After winning the BRITs Critics Choice Award and topping the BBC Sound Poll, the first full record from Smith was always bound to land under the heavy weight of expectation despite the singer’s relative inexperience.
The artist doesn't disappoint in the beginning anyway, opening with massive hit ‘Money On My Mind’. The enticing, fast-paced back beat lays the perfect foundation for the artist’s highly-rated vocals, combining simple but effective electronic and instrumental producing with Smith’s signature vocal range to produce a tune which just doesn't get old fast.
‘Good Thing’ moves slowly and intricately, offering up an emotional ballad-style number from the artist that wouldn't look out of place on Broadway with its mix of emotive lyrics and a backing made up of soft guitar and piano but featuring strong strings on occasion too.
The soulful vibes continue on latest single ‘Stay With Me’, a single so slow-burning, vocal orientated and piano driven that it attracted many comparisons to Adele. These comparisons, however, are lazy. Where Adele blasts her vocals in an in-your-face manner, Smith is more subtle, driving his songs with calm but assertive vocals that reach a diverse range of keys.

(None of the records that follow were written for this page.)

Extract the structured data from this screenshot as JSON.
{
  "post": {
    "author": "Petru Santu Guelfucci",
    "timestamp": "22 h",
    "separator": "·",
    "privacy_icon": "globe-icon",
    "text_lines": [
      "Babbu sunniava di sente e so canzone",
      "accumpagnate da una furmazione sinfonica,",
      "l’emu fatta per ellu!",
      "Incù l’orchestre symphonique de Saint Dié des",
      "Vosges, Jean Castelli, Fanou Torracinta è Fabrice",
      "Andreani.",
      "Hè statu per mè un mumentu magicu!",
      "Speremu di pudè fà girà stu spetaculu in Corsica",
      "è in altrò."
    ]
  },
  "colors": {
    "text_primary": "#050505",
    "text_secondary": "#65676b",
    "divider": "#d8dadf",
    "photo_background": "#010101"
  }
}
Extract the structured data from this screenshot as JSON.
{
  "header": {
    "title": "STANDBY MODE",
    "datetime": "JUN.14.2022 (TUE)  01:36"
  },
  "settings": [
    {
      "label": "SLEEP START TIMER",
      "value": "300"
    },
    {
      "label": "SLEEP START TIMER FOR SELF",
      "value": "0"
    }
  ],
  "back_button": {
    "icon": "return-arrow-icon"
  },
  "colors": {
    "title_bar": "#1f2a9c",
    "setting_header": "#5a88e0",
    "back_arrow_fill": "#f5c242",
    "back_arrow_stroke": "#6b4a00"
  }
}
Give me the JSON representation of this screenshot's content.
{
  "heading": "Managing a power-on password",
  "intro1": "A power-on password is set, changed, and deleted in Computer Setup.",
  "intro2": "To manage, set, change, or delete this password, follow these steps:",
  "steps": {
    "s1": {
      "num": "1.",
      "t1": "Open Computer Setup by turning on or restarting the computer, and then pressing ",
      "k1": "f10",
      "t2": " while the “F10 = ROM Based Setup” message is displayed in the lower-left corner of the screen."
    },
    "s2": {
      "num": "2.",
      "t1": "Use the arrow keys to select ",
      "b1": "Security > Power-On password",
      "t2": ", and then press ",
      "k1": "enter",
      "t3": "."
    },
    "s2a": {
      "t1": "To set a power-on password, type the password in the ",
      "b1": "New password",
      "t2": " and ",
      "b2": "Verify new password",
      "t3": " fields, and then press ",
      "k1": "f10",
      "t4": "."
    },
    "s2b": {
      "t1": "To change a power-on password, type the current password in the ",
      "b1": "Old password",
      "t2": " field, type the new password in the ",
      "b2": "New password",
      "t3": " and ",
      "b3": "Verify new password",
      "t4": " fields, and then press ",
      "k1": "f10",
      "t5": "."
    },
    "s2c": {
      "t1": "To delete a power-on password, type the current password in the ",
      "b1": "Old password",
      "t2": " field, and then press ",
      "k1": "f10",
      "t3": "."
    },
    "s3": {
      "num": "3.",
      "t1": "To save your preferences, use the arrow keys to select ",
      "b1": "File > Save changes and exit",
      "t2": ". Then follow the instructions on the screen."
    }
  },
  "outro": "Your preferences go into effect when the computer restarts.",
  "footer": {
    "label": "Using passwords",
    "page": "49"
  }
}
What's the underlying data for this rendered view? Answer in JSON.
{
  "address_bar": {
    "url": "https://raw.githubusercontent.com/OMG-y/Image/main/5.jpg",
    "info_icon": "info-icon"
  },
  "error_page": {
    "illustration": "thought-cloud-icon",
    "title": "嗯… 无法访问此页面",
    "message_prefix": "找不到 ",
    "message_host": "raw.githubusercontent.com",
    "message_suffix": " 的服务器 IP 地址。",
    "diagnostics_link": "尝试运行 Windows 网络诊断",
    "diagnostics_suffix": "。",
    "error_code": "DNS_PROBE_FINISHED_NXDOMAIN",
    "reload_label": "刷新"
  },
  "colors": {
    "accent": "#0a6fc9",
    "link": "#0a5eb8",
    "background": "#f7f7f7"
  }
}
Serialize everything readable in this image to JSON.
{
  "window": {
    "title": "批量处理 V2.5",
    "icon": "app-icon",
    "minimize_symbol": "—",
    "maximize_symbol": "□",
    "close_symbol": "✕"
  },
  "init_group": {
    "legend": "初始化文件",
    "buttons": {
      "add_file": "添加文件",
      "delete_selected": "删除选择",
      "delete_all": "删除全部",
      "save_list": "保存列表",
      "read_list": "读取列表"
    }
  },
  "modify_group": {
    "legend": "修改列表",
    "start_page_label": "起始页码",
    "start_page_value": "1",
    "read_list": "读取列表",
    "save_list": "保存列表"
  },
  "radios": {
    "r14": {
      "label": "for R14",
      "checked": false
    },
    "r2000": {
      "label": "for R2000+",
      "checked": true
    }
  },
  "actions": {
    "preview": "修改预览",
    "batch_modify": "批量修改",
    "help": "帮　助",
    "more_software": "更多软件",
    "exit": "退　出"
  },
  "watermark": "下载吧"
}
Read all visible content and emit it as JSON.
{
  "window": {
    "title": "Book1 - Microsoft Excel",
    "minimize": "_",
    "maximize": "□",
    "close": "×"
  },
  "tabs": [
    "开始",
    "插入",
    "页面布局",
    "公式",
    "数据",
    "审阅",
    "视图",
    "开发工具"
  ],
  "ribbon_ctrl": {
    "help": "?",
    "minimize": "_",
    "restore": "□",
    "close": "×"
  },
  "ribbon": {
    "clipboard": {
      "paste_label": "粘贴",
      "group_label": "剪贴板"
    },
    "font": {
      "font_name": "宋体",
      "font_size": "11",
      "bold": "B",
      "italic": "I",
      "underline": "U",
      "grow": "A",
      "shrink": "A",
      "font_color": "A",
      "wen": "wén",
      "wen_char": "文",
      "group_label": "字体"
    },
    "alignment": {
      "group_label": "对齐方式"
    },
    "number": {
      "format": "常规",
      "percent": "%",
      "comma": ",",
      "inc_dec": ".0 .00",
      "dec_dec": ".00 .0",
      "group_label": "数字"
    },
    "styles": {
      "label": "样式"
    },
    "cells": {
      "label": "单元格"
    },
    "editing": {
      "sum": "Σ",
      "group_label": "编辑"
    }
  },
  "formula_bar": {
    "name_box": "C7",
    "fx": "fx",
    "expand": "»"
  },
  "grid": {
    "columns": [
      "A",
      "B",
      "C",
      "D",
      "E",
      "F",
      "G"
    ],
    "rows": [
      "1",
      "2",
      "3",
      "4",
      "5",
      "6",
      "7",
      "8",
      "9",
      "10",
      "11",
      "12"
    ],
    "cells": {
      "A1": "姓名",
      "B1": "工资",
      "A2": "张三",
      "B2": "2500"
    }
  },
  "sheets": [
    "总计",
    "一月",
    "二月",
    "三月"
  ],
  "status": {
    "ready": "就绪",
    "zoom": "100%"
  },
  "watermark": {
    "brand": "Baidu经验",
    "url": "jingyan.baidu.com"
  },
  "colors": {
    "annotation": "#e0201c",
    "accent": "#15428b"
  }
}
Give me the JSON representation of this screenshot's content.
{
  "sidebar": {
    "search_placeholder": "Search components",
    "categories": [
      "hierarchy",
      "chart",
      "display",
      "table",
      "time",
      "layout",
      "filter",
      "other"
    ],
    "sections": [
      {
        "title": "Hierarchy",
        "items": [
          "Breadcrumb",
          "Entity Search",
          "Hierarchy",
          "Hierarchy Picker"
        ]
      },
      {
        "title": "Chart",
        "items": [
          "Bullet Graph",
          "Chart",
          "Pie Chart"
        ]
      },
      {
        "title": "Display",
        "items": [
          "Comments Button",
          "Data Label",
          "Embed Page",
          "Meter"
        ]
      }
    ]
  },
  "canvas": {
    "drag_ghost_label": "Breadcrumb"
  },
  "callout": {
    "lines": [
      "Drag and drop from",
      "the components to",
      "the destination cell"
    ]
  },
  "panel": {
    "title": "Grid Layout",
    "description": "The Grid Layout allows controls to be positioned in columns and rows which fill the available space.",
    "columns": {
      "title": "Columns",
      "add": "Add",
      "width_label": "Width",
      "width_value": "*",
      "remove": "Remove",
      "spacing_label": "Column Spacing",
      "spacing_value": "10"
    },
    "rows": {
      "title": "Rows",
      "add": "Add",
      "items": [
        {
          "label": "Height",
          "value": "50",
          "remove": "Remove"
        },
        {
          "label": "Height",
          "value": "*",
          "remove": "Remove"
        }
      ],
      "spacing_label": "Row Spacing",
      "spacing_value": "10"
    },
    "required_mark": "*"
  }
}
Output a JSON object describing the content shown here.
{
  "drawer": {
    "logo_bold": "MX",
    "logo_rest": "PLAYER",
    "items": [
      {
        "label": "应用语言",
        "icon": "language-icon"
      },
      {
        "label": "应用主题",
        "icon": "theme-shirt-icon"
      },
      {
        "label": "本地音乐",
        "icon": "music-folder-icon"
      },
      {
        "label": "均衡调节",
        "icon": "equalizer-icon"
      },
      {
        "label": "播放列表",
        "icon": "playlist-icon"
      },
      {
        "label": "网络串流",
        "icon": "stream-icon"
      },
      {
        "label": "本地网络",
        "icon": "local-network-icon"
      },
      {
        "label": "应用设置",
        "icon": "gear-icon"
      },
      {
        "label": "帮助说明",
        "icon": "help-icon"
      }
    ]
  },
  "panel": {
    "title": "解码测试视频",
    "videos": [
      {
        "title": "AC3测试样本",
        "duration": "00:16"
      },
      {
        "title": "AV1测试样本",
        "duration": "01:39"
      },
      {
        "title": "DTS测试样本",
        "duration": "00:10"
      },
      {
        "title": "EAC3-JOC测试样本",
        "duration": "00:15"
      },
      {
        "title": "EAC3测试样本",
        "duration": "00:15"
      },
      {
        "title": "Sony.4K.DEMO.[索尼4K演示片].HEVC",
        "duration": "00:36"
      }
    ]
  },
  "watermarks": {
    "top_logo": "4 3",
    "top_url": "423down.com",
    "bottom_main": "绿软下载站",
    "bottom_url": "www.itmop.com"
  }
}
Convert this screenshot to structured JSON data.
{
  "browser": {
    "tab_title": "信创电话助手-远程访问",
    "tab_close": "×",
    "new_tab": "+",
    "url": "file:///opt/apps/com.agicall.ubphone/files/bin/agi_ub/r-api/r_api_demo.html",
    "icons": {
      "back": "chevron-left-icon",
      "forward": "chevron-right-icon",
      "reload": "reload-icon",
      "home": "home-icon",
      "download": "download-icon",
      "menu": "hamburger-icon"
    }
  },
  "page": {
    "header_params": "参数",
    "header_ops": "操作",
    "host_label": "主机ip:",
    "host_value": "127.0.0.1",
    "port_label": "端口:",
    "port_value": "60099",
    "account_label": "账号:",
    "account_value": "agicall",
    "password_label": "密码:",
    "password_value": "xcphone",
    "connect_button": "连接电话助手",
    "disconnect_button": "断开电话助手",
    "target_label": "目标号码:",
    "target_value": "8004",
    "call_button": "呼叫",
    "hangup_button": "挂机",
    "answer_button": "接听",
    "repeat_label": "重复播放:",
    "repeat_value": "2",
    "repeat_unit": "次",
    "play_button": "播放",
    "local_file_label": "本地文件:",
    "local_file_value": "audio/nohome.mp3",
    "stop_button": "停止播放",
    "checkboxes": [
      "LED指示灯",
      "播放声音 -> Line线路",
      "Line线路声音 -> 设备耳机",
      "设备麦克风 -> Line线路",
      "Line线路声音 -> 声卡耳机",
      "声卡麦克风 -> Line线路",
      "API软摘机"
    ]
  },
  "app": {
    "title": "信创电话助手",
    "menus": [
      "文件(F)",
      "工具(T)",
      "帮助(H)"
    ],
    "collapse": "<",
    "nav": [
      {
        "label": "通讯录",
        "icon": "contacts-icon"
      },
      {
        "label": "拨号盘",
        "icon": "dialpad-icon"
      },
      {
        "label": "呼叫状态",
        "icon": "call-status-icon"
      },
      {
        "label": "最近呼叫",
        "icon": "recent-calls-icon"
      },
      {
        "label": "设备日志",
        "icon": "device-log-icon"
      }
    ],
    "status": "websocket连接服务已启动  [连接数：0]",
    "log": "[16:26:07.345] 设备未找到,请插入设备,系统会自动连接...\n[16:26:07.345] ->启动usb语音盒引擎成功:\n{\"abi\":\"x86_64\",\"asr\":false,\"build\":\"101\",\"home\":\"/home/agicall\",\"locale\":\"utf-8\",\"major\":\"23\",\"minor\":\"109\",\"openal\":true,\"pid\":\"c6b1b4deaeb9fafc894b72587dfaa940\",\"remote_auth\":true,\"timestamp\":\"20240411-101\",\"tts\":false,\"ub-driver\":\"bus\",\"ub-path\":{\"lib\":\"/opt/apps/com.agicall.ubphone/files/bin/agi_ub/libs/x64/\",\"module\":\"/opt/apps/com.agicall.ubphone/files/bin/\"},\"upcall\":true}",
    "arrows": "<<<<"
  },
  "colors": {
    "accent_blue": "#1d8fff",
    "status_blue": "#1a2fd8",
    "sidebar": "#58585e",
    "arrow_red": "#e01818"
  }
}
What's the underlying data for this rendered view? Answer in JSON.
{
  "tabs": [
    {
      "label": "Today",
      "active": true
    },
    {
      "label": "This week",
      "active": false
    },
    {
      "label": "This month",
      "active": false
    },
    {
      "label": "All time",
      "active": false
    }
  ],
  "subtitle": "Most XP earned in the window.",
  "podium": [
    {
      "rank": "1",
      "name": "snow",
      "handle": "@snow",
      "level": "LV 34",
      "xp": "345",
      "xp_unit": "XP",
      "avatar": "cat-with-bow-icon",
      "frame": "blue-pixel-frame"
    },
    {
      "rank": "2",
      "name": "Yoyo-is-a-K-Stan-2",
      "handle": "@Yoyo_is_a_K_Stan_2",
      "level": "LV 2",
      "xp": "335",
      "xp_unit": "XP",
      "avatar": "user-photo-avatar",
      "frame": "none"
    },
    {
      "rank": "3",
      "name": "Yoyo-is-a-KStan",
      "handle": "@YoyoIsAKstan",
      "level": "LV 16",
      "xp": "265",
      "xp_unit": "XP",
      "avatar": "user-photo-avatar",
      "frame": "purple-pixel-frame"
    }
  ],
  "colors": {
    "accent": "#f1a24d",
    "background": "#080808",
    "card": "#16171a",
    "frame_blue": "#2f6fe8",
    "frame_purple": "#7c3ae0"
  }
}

This is a template that continues through tuneful old school love song ‘Leave Your Lover’ and the emotive ‘I’m Not The Only One’. ‘I’ve Told You Now’ follows on from this too – there’s a lot of slow moving songs featuring sweet vocals hitting high pitch notes and floating over calm, inoffensive backings. After a while, it leaves you wanting for a little bit more, for that extra something to make each track stand out from the next. But that extra something doesn't particularly arrive.
‘Like I Can’ picks up the pace a little with a thumping bassline driving the song to begin with, but it all gets pretty poppy and mundane again when the chorus kicks in, with the Sam Smith signature high pitched notes and hints of a choir entering in behind the vocals.
The album closes out rather unimpressively, repeating what it had offered up from the middle onwards. All impressive vocally, these are tracks that if taken out as a single may stand up well, but when listened to as a continuous record become cyclical and somewhat dull. By the time ‘Not In That Way’ and ‘Lay Me Down’ finished off the album, there was more a feeling of relief remaining than of the excitement brought forward by the first few tracks on the record.
Verdict: ‘Money on My Mind’ is a thrilling combination of cracking vocals and a fun soundtrack, but the bulk of the other tracks on Sam Smith’s debut album are repetitive, and the lack of energy in anything but the singing becomes monotonous. You can sing Sam, we get it. Now make it entertaining.